→ What you need to do
Collect each line of the entries that holds the string "allows".

---------- Information given ----------

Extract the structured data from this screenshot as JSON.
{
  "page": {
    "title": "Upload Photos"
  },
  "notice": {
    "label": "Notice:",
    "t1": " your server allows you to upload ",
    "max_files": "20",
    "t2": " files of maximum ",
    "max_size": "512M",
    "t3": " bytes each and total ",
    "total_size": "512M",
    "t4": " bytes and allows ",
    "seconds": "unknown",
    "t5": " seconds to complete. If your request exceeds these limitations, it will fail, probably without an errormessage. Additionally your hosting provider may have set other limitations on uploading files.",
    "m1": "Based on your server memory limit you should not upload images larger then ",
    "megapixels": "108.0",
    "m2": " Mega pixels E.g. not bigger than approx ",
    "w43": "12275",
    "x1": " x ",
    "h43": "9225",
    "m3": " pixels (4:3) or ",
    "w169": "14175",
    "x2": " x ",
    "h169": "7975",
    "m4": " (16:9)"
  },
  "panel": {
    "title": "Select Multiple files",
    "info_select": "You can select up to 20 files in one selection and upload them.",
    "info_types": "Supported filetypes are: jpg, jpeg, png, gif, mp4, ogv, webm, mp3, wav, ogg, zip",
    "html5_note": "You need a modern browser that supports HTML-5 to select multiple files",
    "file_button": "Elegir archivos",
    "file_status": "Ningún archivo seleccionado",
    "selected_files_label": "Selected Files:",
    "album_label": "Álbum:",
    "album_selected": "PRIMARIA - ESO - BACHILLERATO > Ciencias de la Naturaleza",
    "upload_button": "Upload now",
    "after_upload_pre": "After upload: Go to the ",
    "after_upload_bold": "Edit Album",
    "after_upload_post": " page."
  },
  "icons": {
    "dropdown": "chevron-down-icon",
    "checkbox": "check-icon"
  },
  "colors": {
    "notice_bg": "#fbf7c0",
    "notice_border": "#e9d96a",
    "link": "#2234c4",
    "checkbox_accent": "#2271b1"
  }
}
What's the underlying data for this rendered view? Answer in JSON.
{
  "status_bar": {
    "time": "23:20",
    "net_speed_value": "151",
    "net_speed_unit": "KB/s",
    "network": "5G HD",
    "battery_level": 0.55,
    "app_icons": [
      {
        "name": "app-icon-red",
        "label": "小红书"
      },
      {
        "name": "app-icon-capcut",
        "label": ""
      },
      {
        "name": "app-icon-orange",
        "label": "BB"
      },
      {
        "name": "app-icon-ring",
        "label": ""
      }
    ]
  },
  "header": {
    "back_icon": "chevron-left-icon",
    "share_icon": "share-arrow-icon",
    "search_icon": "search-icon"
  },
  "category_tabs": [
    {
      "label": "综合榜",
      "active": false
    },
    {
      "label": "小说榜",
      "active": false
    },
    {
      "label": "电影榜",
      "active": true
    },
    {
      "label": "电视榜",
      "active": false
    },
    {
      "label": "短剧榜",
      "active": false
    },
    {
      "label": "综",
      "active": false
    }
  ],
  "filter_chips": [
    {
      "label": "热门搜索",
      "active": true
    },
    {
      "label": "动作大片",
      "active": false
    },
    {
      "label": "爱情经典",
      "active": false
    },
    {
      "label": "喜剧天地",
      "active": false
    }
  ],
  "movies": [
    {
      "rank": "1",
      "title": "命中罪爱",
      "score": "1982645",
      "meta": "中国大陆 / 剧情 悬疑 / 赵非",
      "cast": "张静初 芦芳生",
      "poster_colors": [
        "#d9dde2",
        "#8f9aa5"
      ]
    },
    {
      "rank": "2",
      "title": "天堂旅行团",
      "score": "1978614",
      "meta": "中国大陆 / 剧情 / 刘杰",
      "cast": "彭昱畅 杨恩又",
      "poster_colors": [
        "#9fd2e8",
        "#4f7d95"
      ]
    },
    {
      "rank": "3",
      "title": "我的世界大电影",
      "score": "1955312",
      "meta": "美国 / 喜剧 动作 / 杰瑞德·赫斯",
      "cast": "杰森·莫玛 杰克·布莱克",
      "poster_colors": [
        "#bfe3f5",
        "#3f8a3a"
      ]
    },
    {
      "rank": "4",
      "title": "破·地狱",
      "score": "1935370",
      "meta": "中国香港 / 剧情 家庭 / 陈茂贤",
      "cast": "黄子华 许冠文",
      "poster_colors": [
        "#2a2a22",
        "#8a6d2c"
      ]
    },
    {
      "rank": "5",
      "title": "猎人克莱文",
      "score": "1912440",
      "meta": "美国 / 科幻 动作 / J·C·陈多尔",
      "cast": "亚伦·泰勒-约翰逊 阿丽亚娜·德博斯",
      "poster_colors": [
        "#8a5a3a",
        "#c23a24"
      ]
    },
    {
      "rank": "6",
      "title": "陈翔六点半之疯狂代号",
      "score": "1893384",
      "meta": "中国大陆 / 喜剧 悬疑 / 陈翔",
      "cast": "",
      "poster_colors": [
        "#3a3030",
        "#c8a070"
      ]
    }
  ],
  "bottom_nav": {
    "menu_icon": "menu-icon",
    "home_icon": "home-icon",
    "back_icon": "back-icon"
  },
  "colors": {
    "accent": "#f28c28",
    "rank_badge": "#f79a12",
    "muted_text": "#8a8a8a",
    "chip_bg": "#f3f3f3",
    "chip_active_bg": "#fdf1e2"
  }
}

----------

→ Answer to this exercise
    "t1": " your server allows you to upload ",
    "t4": " bytes and allows ",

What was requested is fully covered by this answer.